(EXERCISE DATA Opens)

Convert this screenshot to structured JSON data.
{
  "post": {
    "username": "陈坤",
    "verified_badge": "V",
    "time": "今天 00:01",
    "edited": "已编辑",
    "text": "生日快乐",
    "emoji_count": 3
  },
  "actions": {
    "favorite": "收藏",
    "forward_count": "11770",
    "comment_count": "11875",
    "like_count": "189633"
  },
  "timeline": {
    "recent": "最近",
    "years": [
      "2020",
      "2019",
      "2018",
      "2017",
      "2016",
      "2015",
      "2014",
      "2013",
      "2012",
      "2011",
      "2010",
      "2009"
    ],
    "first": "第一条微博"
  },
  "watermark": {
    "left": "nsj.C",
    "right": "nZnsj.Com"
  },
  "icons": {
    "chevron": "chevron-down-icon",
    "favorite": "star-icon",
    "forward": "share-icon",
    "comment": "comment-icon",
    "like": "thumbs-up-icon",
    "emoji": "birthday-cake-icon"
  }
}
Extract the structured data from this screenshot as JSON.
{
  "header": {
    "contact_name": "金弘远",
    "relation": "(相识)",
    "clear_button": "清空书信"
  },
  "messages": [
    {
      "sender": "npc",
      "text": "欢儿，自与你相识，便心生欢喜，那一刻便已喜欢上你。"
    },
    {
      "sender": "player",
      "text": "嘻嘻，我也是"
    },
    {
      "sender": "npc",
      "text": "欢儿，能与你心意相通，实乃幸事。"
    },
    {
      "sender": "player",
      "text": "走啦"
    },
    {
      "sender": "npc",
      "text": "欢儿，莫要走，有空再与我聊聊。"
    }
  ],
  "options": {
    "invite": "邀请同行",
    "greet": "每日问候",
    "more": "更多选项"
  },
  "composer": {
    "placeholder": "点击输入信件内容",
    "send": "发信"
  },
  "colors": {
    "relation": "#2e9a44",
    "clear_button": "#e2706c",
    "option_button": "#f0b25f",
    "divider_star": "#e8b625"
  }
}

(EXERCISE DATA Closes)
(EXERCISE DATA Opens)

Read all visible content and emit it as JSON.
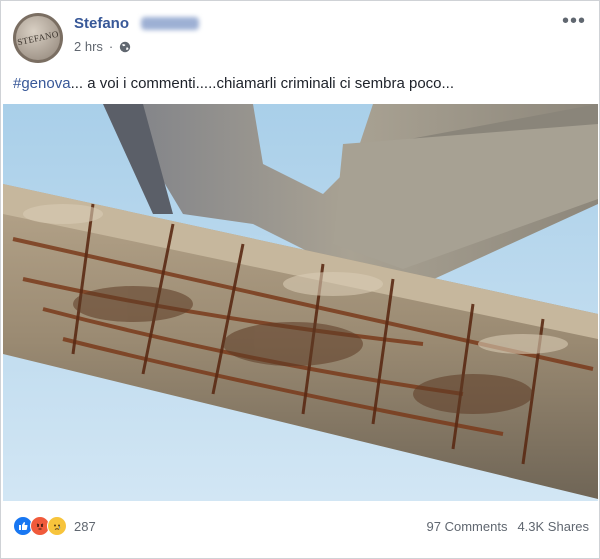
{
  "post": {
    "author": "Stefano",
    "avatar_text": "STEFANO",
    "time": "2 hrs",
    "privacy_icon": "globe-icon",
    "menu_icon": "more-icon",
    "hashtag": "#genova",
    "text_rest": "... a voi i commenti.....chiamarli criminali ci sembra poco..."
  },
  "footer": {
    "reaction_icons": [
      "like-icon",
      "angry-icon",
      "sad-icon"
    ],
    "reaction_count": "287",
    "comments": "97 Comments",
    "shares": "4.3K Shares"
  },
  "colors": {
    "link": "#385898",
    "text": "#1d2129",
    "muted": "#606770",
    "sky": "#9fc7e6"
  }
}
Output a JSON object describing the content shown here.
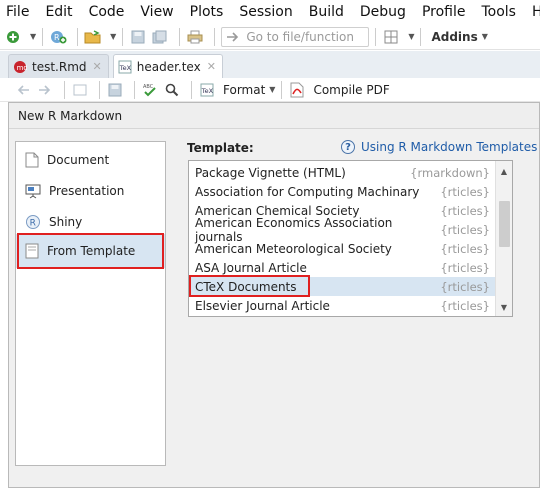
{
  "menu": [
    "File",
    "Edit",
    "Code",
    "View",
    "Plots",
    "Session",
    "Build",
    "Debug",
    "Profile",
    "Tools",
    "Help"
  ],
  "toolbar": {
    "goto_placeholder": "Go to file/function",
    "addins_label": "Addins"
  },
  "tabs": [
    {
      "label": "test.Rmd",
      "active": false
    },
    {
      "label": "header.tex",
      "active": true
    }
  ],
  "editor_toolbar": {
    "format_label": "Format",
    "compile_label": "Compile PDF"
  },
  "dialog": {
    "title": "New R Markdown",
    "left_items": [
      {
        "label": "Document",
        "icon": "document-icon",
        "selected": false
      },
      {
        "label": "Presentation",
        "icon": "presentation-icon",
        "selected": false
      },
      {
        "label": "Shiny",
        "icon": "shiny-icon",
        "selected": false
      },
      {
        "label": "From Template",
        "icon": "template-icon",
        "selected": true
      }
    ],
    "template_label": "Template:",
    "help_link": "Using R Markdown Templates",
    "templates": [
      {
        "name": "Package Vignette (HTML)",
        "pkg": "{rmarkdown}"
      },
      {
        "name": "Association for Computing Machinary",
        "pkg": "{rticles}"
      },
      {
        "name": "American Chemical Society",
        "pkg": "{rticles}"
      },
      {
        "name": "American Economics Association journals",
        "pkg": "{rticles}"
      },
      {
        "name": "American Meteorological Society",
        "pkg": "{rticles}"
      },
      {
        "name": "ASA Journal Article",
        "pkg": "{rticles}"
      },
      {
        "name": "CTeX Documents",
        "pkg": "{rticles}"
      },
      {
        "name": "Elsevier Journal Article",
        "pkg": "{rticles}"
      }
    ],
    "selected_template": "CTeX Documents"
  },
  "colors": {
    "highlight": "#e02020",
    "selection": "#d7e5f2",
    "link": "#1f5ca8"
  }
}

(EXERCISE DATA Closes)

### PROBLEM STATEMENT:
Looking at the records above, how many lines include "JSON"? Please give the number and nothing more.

### RESULT FOR THIS TASK:
4